──────── Input records ────────

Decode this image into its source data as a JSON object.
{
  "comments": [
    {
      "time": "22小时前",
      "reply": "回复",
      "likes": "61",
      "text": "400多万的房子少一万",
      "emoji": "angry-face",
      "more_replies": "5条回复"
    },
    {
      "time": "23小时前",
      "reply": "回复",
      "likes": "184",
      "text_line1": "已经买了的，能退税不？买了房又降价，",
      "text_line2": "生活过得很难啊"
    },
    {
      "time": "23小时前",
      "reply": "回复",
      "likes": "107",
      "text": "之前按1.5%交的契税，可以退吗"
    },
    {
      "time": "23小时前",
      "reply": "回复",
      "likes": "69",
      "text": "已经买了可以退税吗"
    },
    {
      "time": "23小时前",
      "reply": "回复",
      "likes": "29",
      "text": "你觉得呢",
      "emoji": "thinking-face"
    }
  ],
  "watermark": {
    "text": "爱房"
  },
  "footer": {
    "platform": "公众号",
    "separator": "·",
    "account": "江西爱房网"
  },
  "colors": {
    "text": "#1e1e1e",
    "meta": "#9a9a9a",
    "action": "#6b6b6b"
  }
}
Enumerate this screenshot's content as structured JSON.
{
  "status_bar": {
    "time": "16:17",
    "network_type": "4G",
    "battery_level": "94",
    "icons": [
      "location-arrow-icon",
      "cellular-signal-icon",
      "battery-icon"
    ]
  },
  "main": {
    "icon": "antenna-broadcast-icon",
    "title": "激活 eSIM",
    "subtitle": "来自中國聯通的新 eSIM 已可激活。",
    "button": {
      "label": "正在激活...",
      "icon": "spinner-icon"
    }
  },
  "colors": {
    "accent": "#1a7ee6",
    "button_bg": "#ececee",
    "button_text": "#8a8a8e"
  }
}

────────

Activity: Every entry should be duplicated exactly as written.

Exercise response:
Decode this image into its source data as a JSON object.
{
  "comments": [
    {
      "time": "22小时前",
      "reply": "回复",
      "likes": "61",
      "text": "400多万的房子少一万",
      "emoji": "angry-face",
      "more_replies": "5条回复"
    },
    {
      "time": "23小时前",
      "reply": "回复",
      "likes": "184",
      "text_line1": "已经买了的，能退税不？买了房又降价，",
      "text_line2": "生活过得很难啊"
    },
    {
      "time": "23小时前",
      "reply": "回复",
      "likes": "107",
      "text": "之前按1.5%交的契税，可以退吗"
    },
    {
      "time": "23小时前",
      "reply": "回复",
      "likes": "69",
      "text": "已经买了可以退税吗"
    },
    {
      "time": "23小时前",
      "reply": "回复",
      "likes": "29",
      "text": "你觉得呢",
      "emoji": "thinking-face"
    }
  ],
  "watermark": {
    "text": "爱房"
  },
  "footer": {
    "platform": "公众号",
    "separator": "·",
    "account": "江西爱房网"
  },
  "colors": {
    "text": "#1e1e1e",
    "meta": "#9a9a9a",
    "action": "#6b6b6b"
  }
}
Enumerate this screenshot's content as structured JSON.
{
  "status_bar": {
    "time": "16:17",
    "network_type": "4G",
    "battery_level": "94",
    "icons": [
      "location-arrow-icon",
      "cellular-signal-icon",
      "battery-icon"
    ]
  },
  "main": {
    "icon": "antenna-broadcast-icon",
    "title": "激活 eSIM",
    "subtitle": "来自中國聯通的新 eSIM 已可激活。",
    "button": {
      "label": "正在激活...",
      "icon": "spinner-icon"
    }
  },
  "colors": {
    "accent": "#1a7ee6",
    "button_bg": "#ececee",
    "button_text": "#8a8a8e"
  }
}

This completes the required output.